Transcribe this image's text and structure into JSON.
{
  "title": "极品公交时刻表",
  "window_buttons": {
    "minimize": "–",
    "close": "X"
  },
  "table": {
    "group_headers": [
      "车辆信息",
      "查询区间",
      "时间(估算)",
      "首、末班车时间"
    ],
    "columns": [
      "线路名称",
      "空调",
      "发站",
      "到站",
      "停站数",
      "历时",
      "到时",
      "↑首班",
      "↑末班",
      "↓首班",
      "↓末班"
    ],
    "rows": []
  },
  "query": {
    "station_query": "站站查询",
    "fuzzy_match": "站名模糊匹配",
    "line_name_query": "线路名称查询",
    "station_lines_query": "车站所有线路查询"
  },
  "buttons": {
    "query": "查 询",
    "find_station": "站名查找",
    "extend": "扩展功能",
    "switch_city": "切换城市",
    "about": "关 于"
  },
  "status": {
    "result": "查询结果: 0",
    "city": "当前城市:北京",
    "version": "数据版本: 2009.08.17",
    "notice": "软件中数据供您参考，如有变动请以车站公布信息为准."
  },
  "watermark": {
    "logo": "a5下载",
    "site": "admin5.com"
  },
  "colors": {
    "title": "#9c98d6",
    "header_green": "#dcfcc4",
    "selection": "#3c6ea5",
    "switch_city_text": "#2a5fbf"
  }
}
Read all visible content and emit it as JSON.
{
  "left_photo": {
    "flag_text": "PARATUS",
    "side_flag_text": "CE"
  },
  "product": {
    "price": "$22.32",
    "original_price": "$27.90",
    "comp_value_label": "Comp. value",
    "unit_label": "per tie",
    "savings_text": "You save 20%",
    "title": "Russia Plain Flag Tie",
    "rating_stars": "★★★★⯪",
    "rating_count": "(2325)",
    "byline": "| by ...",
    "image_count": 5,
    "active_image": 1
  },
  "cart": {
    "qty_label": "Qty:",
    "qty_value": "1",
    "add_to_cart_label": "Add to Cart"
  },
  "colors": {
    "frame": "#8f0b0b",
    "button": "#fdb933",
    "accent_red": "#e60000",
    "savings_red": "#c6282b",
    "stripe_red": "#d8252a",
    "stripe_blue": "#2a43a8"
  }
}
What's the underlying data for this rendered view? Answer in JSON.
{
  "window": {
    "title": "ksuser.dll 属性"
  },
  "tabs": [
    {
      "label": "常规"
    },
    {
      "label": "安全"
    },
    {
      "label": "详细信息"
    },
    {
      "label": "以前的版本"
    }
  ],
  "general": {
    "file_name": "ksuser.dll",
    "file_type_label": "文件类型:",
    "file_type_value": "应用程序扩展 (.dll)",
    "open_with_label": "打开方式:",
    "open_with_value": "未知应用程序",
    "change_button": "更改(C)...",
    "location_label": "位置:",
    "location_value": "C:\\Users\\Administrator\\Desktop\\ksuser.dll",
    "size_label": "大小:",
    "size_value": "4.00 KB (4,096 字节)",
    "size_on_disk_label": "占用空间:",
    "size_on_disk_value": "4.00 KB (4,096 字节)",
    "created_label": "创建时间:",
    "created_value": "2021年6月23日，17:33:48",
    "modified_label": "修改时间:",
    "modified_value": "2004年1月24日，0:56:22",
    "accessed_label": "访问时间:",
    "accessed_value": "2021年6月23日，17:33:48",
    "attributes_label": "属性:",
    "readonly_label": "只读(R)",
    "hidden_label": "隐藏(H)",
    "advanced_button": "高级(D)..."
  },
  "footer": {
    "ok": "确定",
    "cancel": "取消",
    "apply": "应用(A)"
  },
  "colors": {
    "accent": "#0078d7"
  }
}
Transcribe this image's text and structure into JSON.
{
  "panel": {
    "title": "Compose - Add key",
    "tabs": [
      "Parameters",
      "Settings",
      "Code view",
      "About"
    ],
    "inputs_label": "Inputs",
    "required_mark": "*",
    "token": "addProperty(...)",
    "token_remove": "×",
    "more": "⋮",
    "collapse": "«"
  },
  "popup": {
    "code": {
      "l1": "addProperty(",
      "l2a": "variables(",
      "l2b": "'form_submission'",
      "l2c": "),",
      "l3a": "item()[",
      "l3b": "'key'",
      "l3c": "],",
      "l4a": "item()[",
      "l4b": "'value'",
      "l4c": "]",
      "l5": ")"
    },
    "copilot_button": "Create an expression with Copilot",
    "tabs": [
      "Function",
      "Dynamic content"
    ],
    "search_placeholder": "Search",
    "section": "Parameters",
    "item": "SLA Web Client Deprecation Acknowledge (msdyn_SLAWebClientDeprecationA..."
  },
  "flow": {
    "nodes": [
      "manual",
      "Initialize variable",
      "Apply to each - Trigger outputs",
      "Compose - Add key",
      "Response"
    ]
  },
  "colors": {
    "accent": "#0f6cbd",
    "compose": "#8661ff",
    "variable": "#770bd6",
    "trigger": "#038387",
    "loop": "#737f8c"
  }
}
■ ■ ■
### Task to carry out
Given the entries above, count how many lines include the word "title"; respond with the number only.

### Result for this exercise
5